> [What the exercise asks] If a line of the material contains "screenshot", copy it.

____

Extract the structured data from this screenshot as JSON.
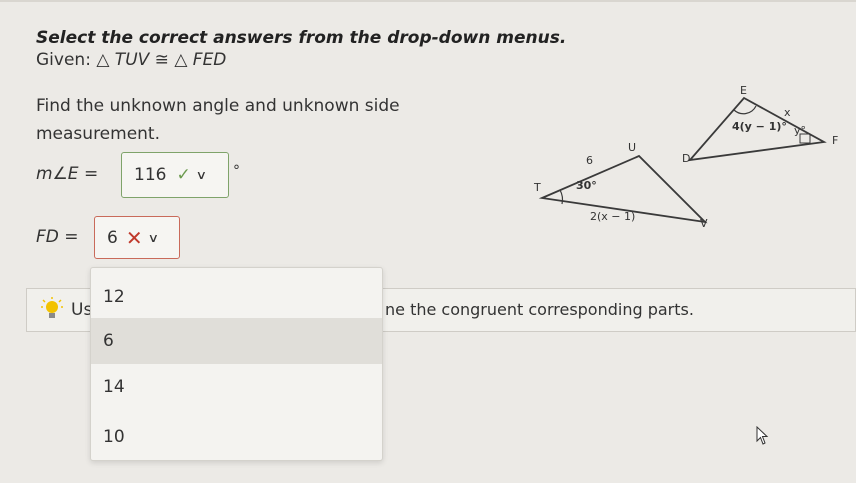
{
  "instructions": {
    "title": "Select the correct answers from the drop-down menus.",
    "given_prefix": "Given:",
    "given_math": "△ TUV ≅ △ FED",
    "task": "Find the unknown angle and unknown side measurement."
  },
  "questions": [
    {
      "label": "m∠E =",
      "selected": "116",
      "status": "correct",
      "unit": "°"
    },
    {
      "label": "FD =",
      "selected": "6",
      "status": "incorrect"
    }
  ],
  "dropdown": {
    "options": [
      "12",
      "6",
      "14",
      "10"
    ],
    "highlighted": "6"
  },
  "hint": {
    "text_start": "Us",
    "text_end": "ne the congruent corresponding parts."
  },
  "figure": {
    "triangle1": {
      "vertices": [
        "T",
        "U",
        "V"
      ],
      "side_TU": "6",
      "angle_T": "30°",
      "side_TV": "2(x − 1)"
    },
    "triangle2": {
      "vertices": [
        "D",
        "E",
        "F"
      ],
      "angle_E": "4(y − 1)°",
      "side_EF": "x",
      "angle_F": "y°"
    }
  },
  "colors": {
    "correct": "#6b9a4e",
    "incorrect": "#c0392b",
    "hint_icon": "#f2c200"
  }
}
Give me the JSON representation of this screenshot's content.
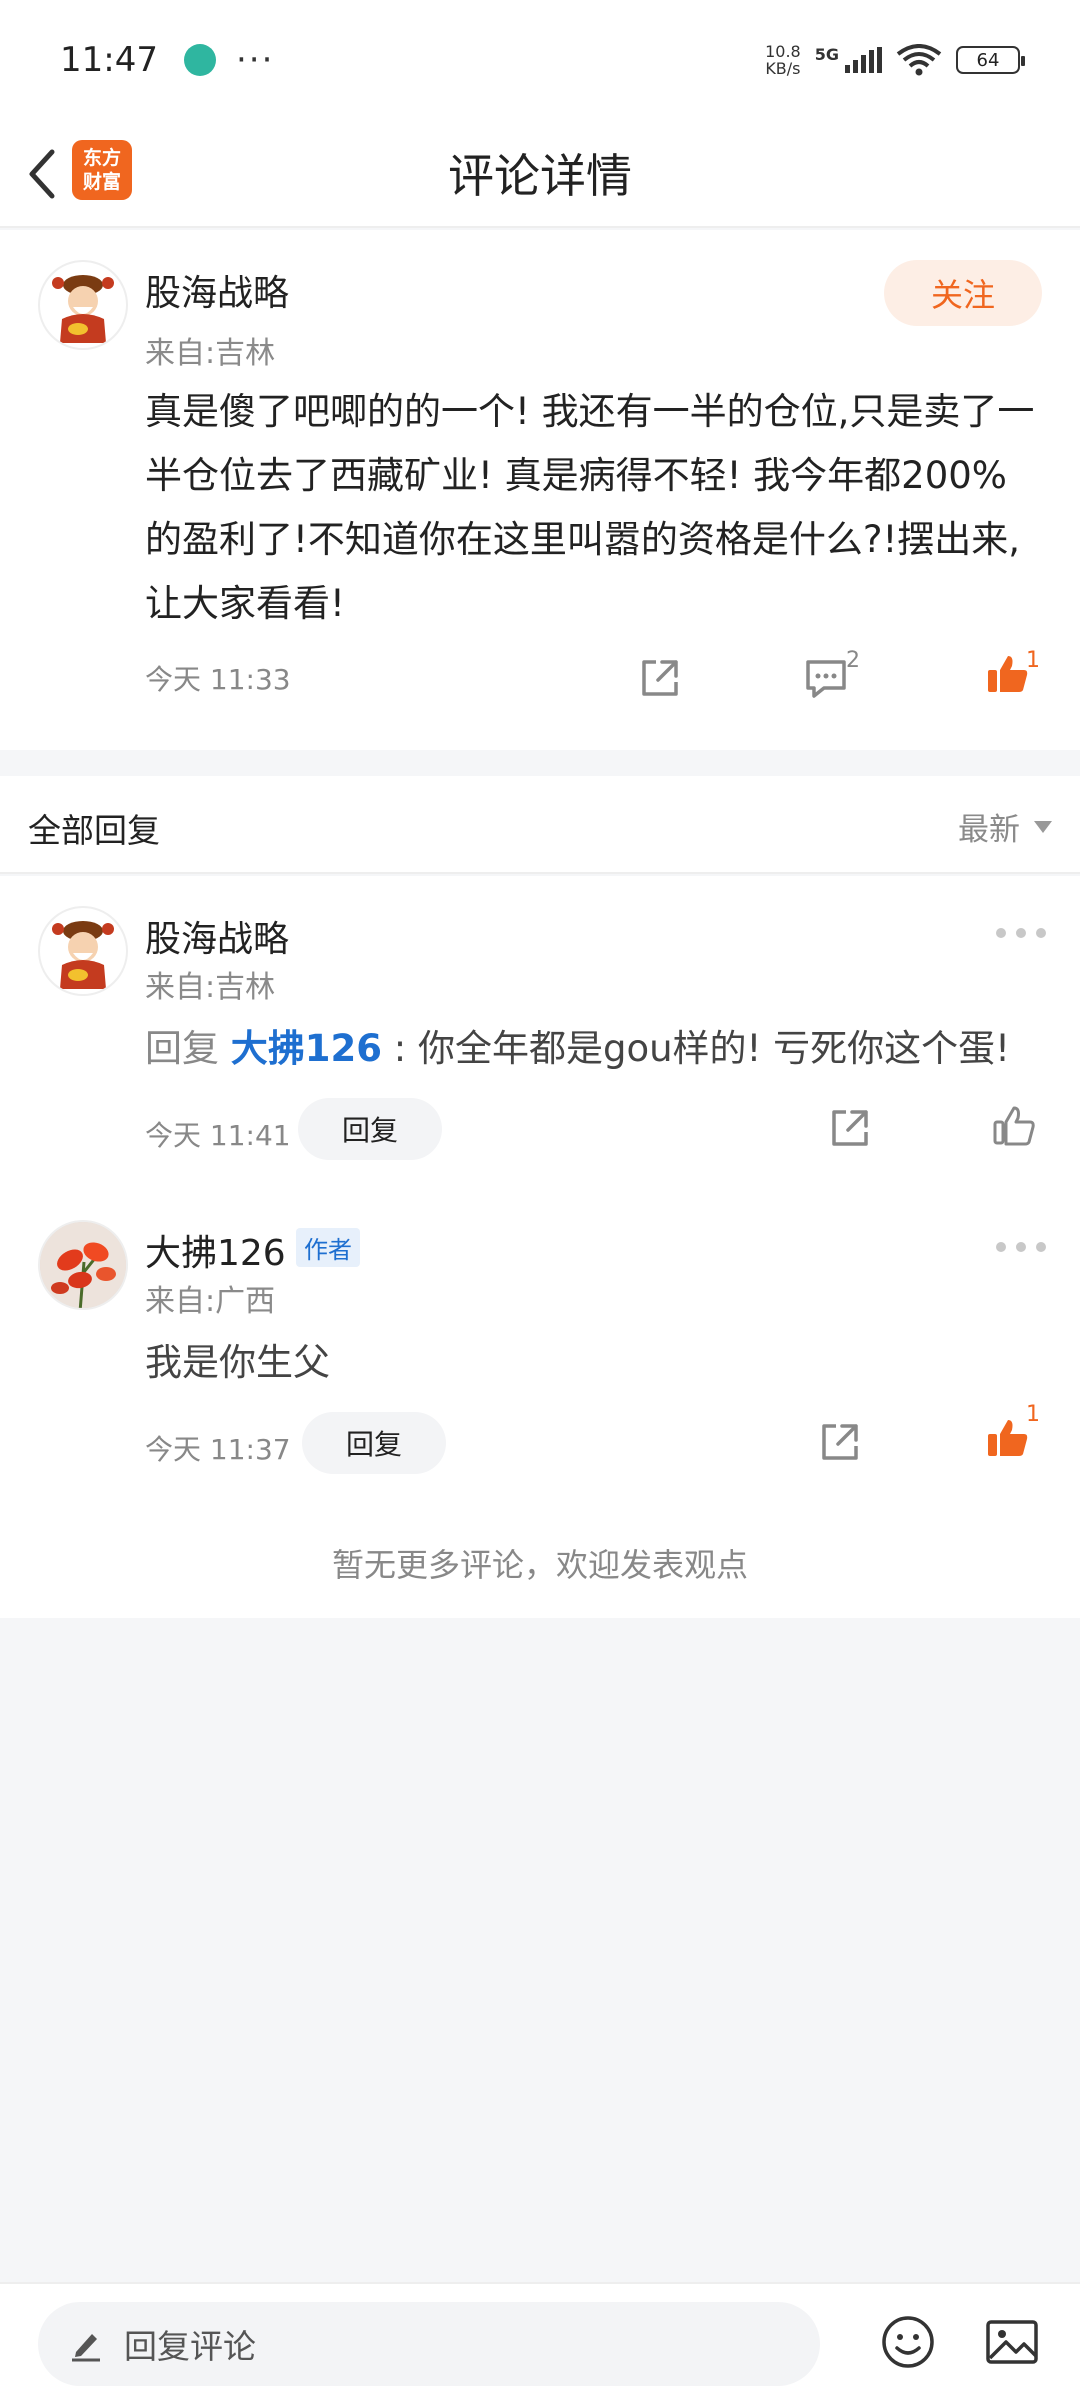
{
  "status_bar": {
    "time": "11:47",
    "dots": "···",
    "speed_value": "10.8",
    "speed_unit": "KB/s",
    "network": "5G",
    "battery": "64"
  },
  "nav": {
    "logo_line1": "东方",
    "logo_line2": "财富",
    "title": "评论详情"
  },
  "main_comment": {
    "username": "股海战略",
    "location": "来自:吉林",
    "follow_label": "关注",
    "text": "真是傻了吧唧的的一个! 我还有一半的仓位,只是卖了一半仓位去了西藏矿业! 真是病得不轻! 我今年都200%的盈利了!不知道你在这里叫嚣的资格是什么?!摆出来,让大家看看!",
    "time": "今天 11:33",
    "comment_count": "2",
    "like_count": "1"
  },
  "replies_header": {
    "title": "全部回复",
    "sort_label": "最新"
  },
  "replies": [
    {
      "username": "股海战略",
      "location": "来自:吉林",
      "reply_prefix": "回复",
      "reply_target": "大拂126",
      "text": " : 你全年都是gou样的! 亏死你这个蛋!",
      "time": "今天 11:41",
      "reply_label": "回复"
    },
    {
      "username": "大拂126",
      "author_tag": "作者",
      "location": "来自:广西",
      "text": "我是你生父",
      "time": "今天 11:37",
      "reply_label": "回复",
      "like_count": "1"
    }
  ],
  "end_note": "暂无更多评论，欢迎发表观点",
  "bottom_bar": {
    "input_placeholder": "回复评论"
  },
  "colors": {
    "accent": "#f0661f",
    "link_blue": "#1e6fd0"
  }
}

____

> [Result for this exercise]
Extract the structured data from this screenshot as JSON.
Give me the JSON representation of this screenshot's content.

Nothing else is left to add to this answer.